9 Responses to The History of Bicycle Brakes

  1. Andy May 3, 2011 at 8:59 am #

    #7 makes no sense to me. It looks like it still rotates in to apply braking force, but there’s no way in my mind that pushing strands would work, because the strands would just bend if you wanted to any pressure.
    #8 on the other hand looks interesting. Pulling the cable rotates a small shaft that pushes the brake pad to the rim. There must be some rotating point not clearly visible in there that keeps the pad from rotating though.

    • Jan Heine, Editor, Bicycle Quarterly May 3, 2011 at 9:52 am #

      If we had one of the CLB brakes (No. 7), we would be able to figure it out. Daniel Rebour’s drawings are great, but I doubt he completely understood the mechanism when he made the drawing from a photograph he took at the Paris Bike Show.
      For No. 8, you can see the large square guide for the pad that prevents it from rotating.

  2. Daniel S. May 3, 2011 at 9:13 am #

    The way the linkages are set up on the CLB brake suggests that the straddle wires pull up just like on a regular cantilever and also act as springs to release the brake.

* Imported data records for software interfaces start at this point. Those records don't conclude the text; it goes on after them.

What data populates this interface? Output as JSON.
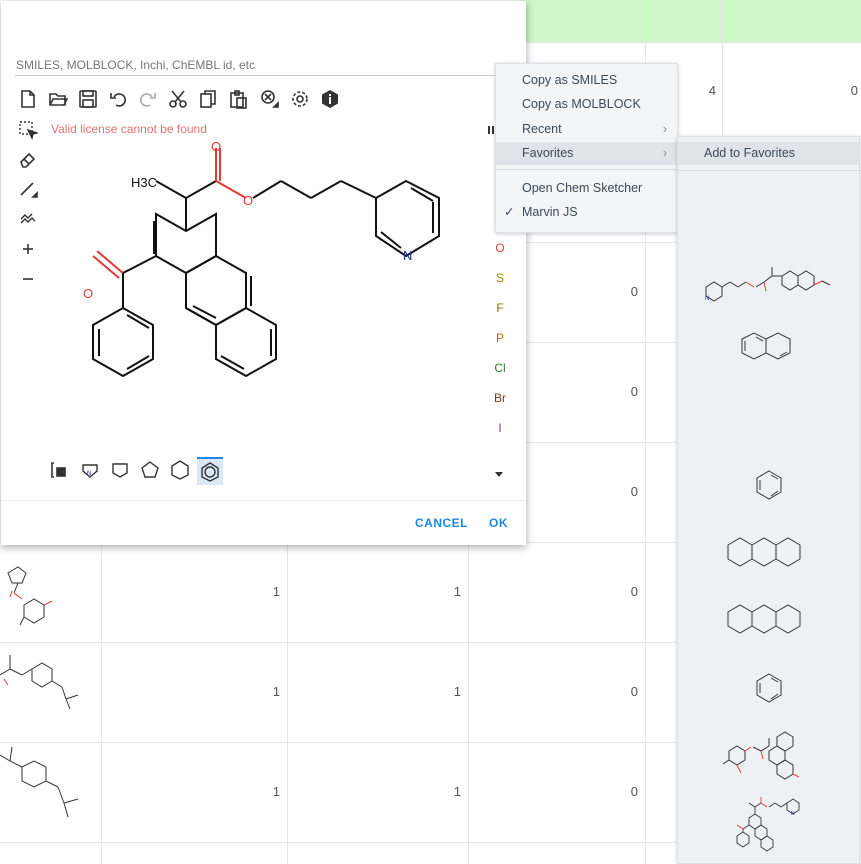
{
  "editor": {
    "input_placeholder": "SMILES, MOLBLOCK, Inchi, ChEMBL id, etc",
    "license_warning": "Valid license cannot be found",
    "molecule_labels": {
      "methyl": "H3C",
      "carbonyl_o": "O",
      "ester_o": "O",
      "ketone_o": "O",
      "nitrogen": "N"
    },
    "atoms": [
      "O",
      "S",
      "F",
      "P",
      "Cl",
      "Br",
      "I"
    ],
    "atom_colors": [
      "#e53935",
      "#a08b00",
      "#8d6e00",
      "#a07800",
      "#2e7d32",
      "#7b3f1e",
      "#7e3fa0"
    ],
    "cancel_label": "CANCEL",
    "ok_label": "OK"
  },
  "context_menu": {
    "items": [
      {
        "label": "Copy as SMILES",
        "submenu": false
      },
      {
        "label": "Copy as MOLBLOCK",
        "submenu": false
      },
      {
        "label": "Recent",
        "submenu": true
      },
      {
        "label": "Favorites",
        "submenu": true,
        "selected": true
      },
      {
        "label": "Open Chem Sketcher",
        "submenu": false
      },
      {
        "label": "Marvin JS",
        "submenu": false,
        "checked": true
      }
    ],
    "favorites_submenu": {
      "add_label": "Add to Favorites"
    }
  },
  "background_grid": {
    "header_color": "#cdf7c7",
    "rows": [
      {
        "c3": "",
        "c4": "",
        "c5": "4",
        "c6": "0"
      },
      {
        "c3": "",
        "c4": "",
        "c5": "0",
        "c6": ""
      },
      {
        "c3": "",
        "c4": "",
        "c5": "0",
        "c6": ""
      },
      {
        "c3": "",
        "c4": "",
        "c5": "0",
        "c6": ""
      },
      {
        "c3": "1",
        "c4": "1",
        "c5": "0",
        "c6": ""
      },
      {
        "c3": "1",
        "c4": "1",
        "c5": "0",
        "c6": ""
      },
      {
        "c3": "1",
        "c4": "1",
        "c5": "0",
        "c6": ""
      }
    ]
  }
}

    • Jan Heine, Editor, Bicycle Quarterly May 3, 2011 at 9:55 am #

      Yes, that appears likely, because pushing down would simply flex the wires. I suspect the drawings are missing a crucial pivot or link somewhere.

      • Andy May 3, 2011 at 10:22 am #

        I think I figured it out. There are two somewhat vertical parts coming down from the bolt. The one closer to the frame has a linkage. When the cable is pulled upwards, the brake parts will shift forward applying pressure to the rim. The extra pivoting piece just keeps the cable off the bolt holding it to the frame. If that’s the case then it shouldn’t matter that its a solid metal piece rather than a cable strand, though it looks like the upper portion might also be solid as well, and this setup simply avoided using cable strands. It wouldn’t push exactly straight in, but with that linkage, it would be pretty close to that.

        • Jan Heine, Editor, Bicycle Quarterly May 3, 2011 at 10:34 am #

          That makes some sense, but it would require a longer arm for the cable attachment, so the cables/rods pull inward more than upward. It would be fun to make a copy of this brake, and see how we can make it work. In the end, all these brakes were made obsolete by centerpull brakes, which resolved most of the problems encountered with cantilever brakes without complex linkages.

  3. Tim May 4, 2011 at 5:10 am #

    This issue of BQ is one of my favorites. I think I’ve read the Brakes special 8 or 10 times! And then being forced to wait until the next issue to get an understanding of the fiendish Schultz…

  4. Michael N May 4, 2011 at 10:14 am #

    I have to wonder if the number of “spoon brakes” worldwide is greater than all the others combined, given the numbers bicycles with such brakes in use in the developing world – where I guess I assume most of the bikes are, for now.
    I was surprised a while ago to learn that some early “coaster brakes” used a freehub that would allow coasting that would also engage by means of a long rod a spoon brake that pressed against the rear tire – Columbia offered this option in 1900 as a five dollar option. I believe you could also have a spoon brake for your front tire – two brakes, that’s quite a bit of braking for 1900, when having even one was optional on most Columbia models (that were effectively fixed).
    So while your cover illustration is showing a coaster brake in operation, I can’t tell if is is the coaster brake we are all thinking it is.